Independent Effects of Hypoxia and Altitude on Human Physiology

MBSC Ballroom - Poster #809 - G

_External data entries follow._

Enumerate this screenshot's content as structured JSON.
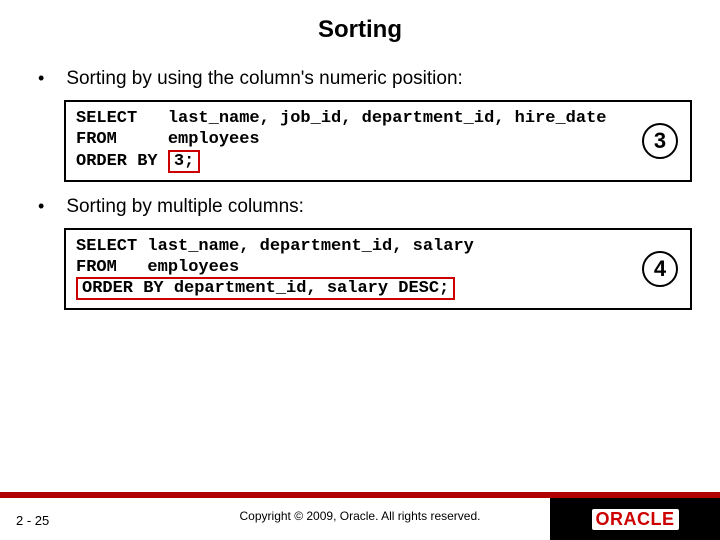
{
  "title": "Sorting",
  "bullets": [
    "Sorting by using the column's numeric position:",
    "Sorting by multiple columns:"
  ],
  "code1": {
    "pre": "SELECT   last_name, job_id, department_id, hire_date\nFROM     employees\nORDER BY ",
    "highlight": "3;",
    "badge": "3"
  },
  "code2": {
    "line1": "SELECT last_name, department_id, salary",
    "line2": "FROM   employees",
    "highlight": "ORDER BY department_id, salary DESC;",
    "badge": "4"
  },
  "footer": {
    "page": "2 - 25",
    "copyright": "Copyright © 2009, Oracle. All rights reserved.",
    "brand": "ORACLE"
  }
}
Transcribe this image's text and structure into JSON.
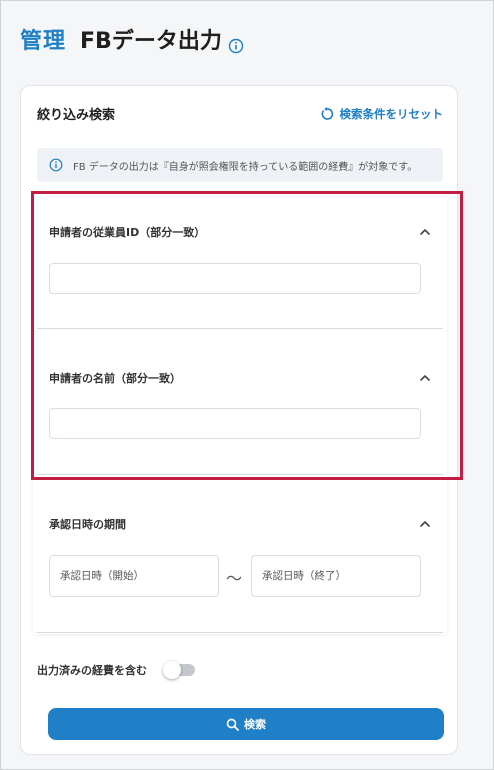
{
  "header": {
    "breadcrumb": "管理",
    "title": "FBデータ出力"
  },
  "filter_panel": {
    "title": "絞り込み検索",
    "reset_label": "検索条件をリセット",
    "notice": "FB データの出力は『自身が照会権限を持っている範囲の経費』が対象です。"
  },
  "sections": {
    "employee_id": {
      "label": "申請者の従業員ID（部分一致）",
      "value": ""
    },
    "applicant_name": {
      "label": "申請者の名前（部分一致）",
      "value": ""
    },
    "approval_period": {
      "label": "承認日時の期間",
      "start_placeholder": "承認日時（開始）",
      "separator": "〜",
      "end_placeholder": "承認日時（終了）"
    }
  },
  "toggle": {
    "label": "出力済みの経費を含む",
    "checked": false
  },
  "search_button": {
    "label": "検索"
  },
  "colors": {
    "accent": "#1f80c8",
    "highlight": "#c21d43"
  }
}
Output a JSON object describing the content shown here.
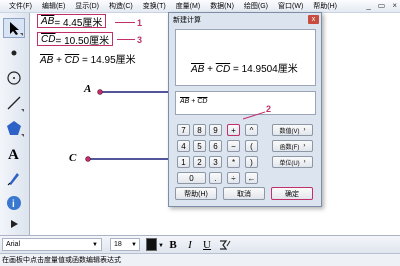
{
  "menu": [
    "文件(F)",
    "编辑(E)",
    "显示(D)",
    "构造(C)",
    "变换(T)",
    "度量(M)",
    "数据(N)",
    "绘图(G)",
    "窗口(W)",
    "帮助(H)"
  ],
  "window_controls": {
    "minimize": "_",
    "restore": "▭",
    "close": "×"
  },
  "canvas": {
    "m1": {
      "name": "AB",
      "value": " = 4.45厘米"
    },
    "m2": {
      "name": "CD",
      "value": " = 10.50厘米"
    },
    "sum": {
      "a": "AB",
      "plus": " + ",
      "b": "CD",
      "value": " = 14.95厘米"
    },
    "point_a": "A",
    "point_c": "C",
    "callout1": "1",
    "callout2": "2",
    "callout3": "3"
  },
  "dialog": {
    "title": "新建计算",
    "close": "x",
    "result": {
      "a": "AB",
      "plus": " + ",
      "b": "CD",
      "value": " = 14.9504厘米"
    },
    "expr": {
      "a": "AB",
      "plus": " + ",
      "b": "CD"
    },
    "keys": [
      [
        "7",
        "8",
        "9",
        "+",
        "^"
      ],
      [
        "4",
        "5",
        "6",
        "−",
        "("
      ],
      [
        "1",
        "2",
        "3",
        "*",
        ")"
      ],
      [
        "0",
        ".",
        "÷",
        "←"
      ]
    ],
    "func_buttons": [
      "数值(V)",
      "函数(F)",
      "单位(U)"
    ],
    "buttons": {
      "help": "帮助(H)",
      "cancel": "取消",
      "ok": "确定"
    }
  },
  "bottom": {
    "font": "Arial",
    "size": "18",
    "bold": "B",
    "italic": "I",
    "underline": "U"
  },
  "status": "在画板中点击度量值或函数编辑表达式"
}
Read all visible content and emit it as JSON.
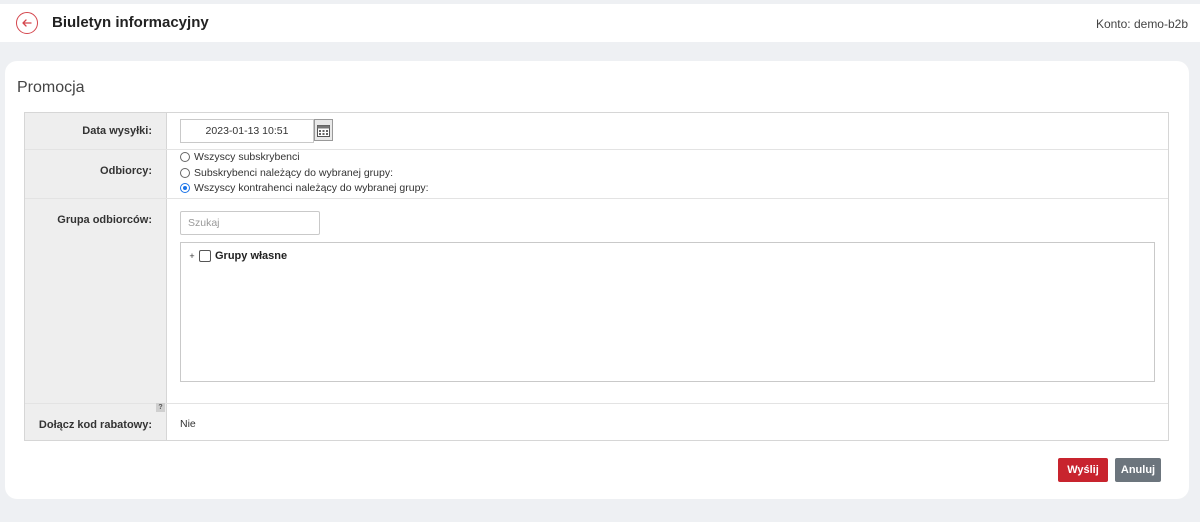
{
  "header": {
    "title": "Biuletyn informacyjny",
    "account": "Konto: demo-b2b",
    "back_icon": "arrow-left-icon"
  },
  "section": {
    "title": "Promocja"
  },
  "form": {
    "send_date": {
      "label": "Data wysyłki:",
      "value": "2023-01-13 10:51",
      "icon": "calendar-icon"
    },
    "recipients": {
      "label": "Odbiorcy:",
      "options": [
        {
          "label": "Wszyscy subskrybenci",
          "checked": false
        },
        {
          "label": "Subskrybenci należący do wybranej grupy:",
          "checked": false
        },
        {
          "label": "Wszyscy kontrahenci należący do wybranej grupy:",
          "checked": true
        }
      ]
    },
    "recipient_group": {
      "label": "Grupa odbiorców:",
      "search_placeholder": "Szukaj",
      "tree": [
        {
          "label": "Grupy własne",
          "expander": "+",
          "checked": false
        }
      ]
    },
    "discount_code": {
      "label": "Dołącz kod rabatowy:",
      "help": "?",
      "value": "Nie"
    }
  },
  "actions": {
    "send_label": "Wyślij",
    "cancel_label": "Anuluj"
  },
  "colors": {
    "accent_red": "#c8242e",
    "secondary_gray": "#6c757d",
    "radio_blue": "#1a73e8"
  }
}
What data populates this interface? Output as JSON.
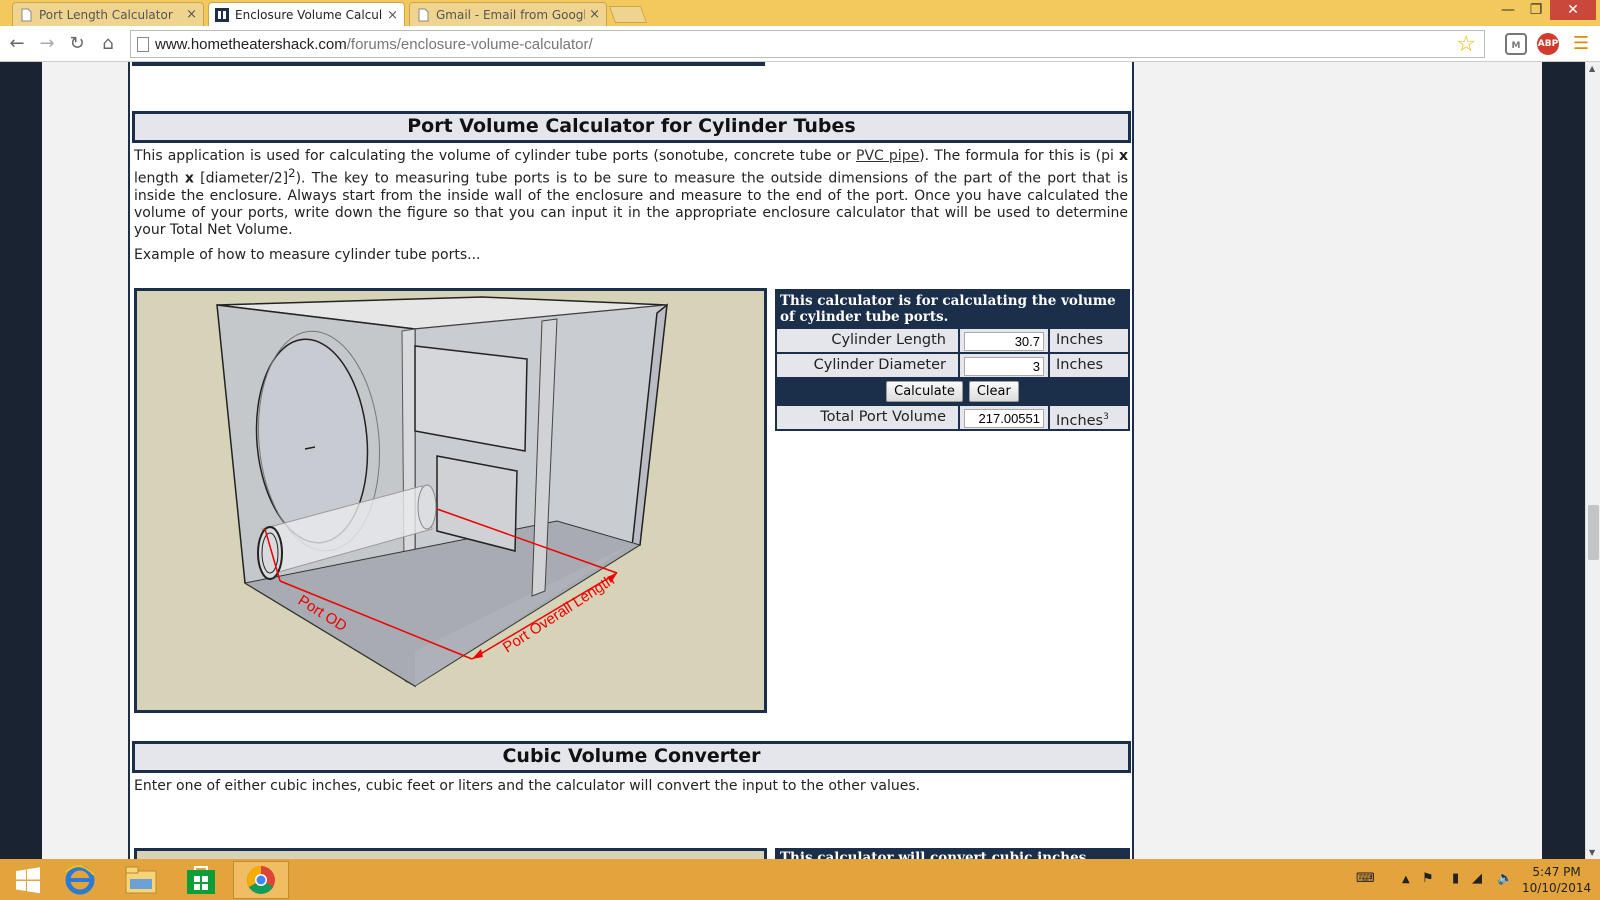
{
  "browser": {
    "tabs": [
      {
        "title": "Port Length Calculator",
        "active": false
      },
      {
        "title": "Enclosure Volume Calcula",
        "active": true
      },
      {
        "title": "Gmail - Email from Googl",
        "active": false
      }
    ],
    "close_glyph": "×",
    "url_domain": "www.hometheatershack.com",
    "url_path": "/forums/enclosure-volume-calculator/"
  },
  "page": {
    "port_section": {
      "title": "Port Volume Calculator for Cylinder Tubes",
      "intro_before_link": "This application is used for calculating the volume of cylinder tube ports (sonotube, concrete tube or ",
      "link_text": "PVC pipe",
      "intro_after_link": "). The formula for this is (pi ",
      "times": "x",
      "formula_length": " length ",
      "formula_diameter": " [diameter/2]",
      "formula_exp": "2",
      "intro_rest": "). The key to measuring tube ports is to be sure to measure the outside dimensions of the part of the port that is inside the enclosure. Always start from the inside wall of the enclosure and measure to the end of the port. Once you have calculated the volume of your ports, write down the figure so that you can input it in the appropriate enclosure calculator that will be used to determine your Total Net Volume.",
      "example_text": "Example of how to measure cylinder tube ports...",
      "diagram_labels": {
        "port_od": "Port OD",
        "port_length": "Port Overall Length"
      }
    },
    "calculator": {
      "title": "This calculator is for calculating the volume of cylinder tube ports.",
      "rows": [
        {
          "label": "Cylinder Length",
          "value": "30.7",
          "unit": "Inches"
        },
        {
          "label": "Cylinder Diameter",
          "value": "3",
          "unit": "Inches"
        }
      ],
      "calculate_label": "Calculate",
      "clear_label": "Clear",
      "result": {
        "label": "Total Port Volume",
        "value": "217.00551",
        "unit": "Inches",
        "unit_exp": "3"
      }
    },
    "cubic_section": {
      "title": "Cubic Volume Converter",
      "description": "Enter one of either cubic inches, cubic feet or liters and the calculator will convert the input to the other values.",
      "calc_title_partial": "This calculator will convert cubic inches"
    }
  },
  "taskbar": {
    "time": "5:47 PM",
    "date": "10/10/2014"
  },
  "colors": {
    "navy": "#1b2f4b",
    "title_bar": "#f3c85c",
    "taskbar": "#e3a43e",
    "cell_bg": "#e4e6ec"
  }
}
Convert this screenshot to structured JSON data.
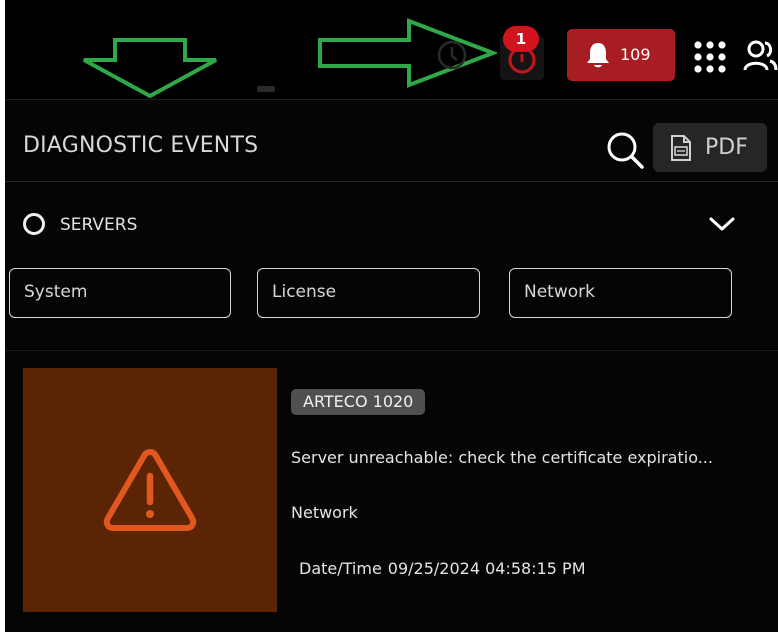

PURPOSE: Decreased fraction of inspired oxygen (FiO2) is often used to simulate the atmospheric partial pressure of oxygen decreases experienced during high altitude sojourns. Therefore, we aimed to independently investigate hypoxia and altitude by isolating oxygen concentration and barometric pressure. METHODS: 18 subjects completed 3 trials (sea level, hypoxia, altitude). 90-minute duration and intensity matched hypoxic stimuli were induced via decreased FiO2 or 4,200 m ascent. Relative tissue oxygenation change and cardiovascular variables were measured during rest and a 3-minute step-test. RESULTS: Muscle oxygenated hemoglobin (O2Hb) and muscle deoxygenated hemoglobin (HHb) were not different across environments during rest or exercise (p>0.339) with alterations noted during rest to exercise transitions (p2Hb at hypoxia and altitude were lower than sea level (p2Hb was lower at altitude than sea level (p=0.007) similarly trending compared to hypoxia (p=0.066). Exercising brain O2Hb was not different between hypoxia and sea level (p=0.158). Brain HHb at hypoxia and altitude were higher than sea level (p-1) and altitude (141±3 beats·min-1) were lower than sea level (127±44 beats·min- 1, p0.208). Exercise stroke volume at altitude (109.6±4.1 mL) was higher than hypoxia (97.8±3.3 mL) and sea level (99.8±3.9 mL, pCONCLUSIONS: During acute hypoxic stimuli, skeletal muscle maintains oxygenation while the brain does not. Tissue oxygenation may be mediated by environmentally driven cardiovascular compensation. FiO2 decreases may not satisfactorily simulate all physiological outcomes experienced during altitude induced barometric pressure decreases.